- The La Niña phase is characterized by cooler than average sea surface temperatures across the same region.
- The phenomenon associated with close-to-average sea surface temperature in this region is referred to as the Neutral
- El Niño, La Niña, and Neutral are the three phases of ENSO (El Niño-Southern Oscillation). In Alabama, ENSO affects rainfall and temperature mainly during fall, winter, and spring
- In El Niño phase years, the southern part of Alabama is wetter and cooler than average condition during winter, whereas the northern part is drier and The conditions are just opposite in a La Niña phase year.
- Among the ENSO phases, La Niña results in the highest wheat yields in the northern part of the state, whereas El Niño tends to produce most in the mid-southern part (Figure 1). Of all phases, the neutral phase yields are the largest in the southern and mid-northern parts. La Niña produces more yields than El Niño in the northern part, whereas El Niño produces more yields than La Niña in the central and southern locations.
- Yield losses associated with delayed planting are high in La Niña phase years, moderate in Neutral phase years, and low in El Niño phase
- In a wetter season, the anaerobic condition in soil due to water logging may reduce root growth and result in nitrogen and phosphorus deficiency.

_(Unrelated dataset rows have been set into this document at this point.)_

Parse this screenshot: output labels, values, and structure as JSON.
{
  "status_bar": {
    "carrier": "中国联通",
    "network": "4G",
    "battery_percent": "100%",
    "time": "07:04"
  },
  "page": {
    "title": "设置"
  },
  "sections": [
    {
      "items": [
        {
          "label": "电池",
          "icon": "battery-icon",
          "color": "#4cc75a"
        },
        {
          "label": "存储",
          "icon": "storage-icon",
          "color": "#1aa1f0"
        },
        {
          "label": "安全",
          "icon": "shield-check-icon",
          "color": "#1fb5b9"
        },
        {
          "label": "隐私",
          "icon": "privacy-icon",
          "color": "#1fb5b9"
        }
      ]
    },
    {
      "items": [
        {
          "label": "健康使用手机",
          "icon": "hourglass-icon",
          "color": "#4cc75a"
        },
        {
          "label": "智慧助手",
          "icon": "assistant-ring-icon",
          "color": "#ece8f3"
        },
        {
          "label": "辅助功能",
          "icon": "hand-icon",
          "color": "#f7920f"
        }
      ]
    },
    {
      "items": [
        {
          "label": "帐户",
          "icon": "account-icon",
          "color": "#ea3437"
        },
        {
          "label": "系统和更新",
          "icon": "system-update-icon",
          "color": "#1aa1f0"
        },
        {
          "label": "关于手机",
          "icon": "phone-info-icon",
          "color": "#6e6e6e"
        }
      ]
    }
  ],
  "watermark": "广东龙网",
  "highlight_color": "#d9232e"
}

- Temperature and precipitation are key weather variables determining growth, development, and yield of Due to lower temperatures during growing season, El Niño phase years generally result in larger yields. La Niña phase years, in contrast, have smaller yields due to higher temperatures during the season. Higher temperatures lead to shorter growing season, shorter grain-filling period, lack of vernalization, and increased leaf senescence. Higher temperatures in February, however, are beneficial due to an enhancement of early development, following vernalization.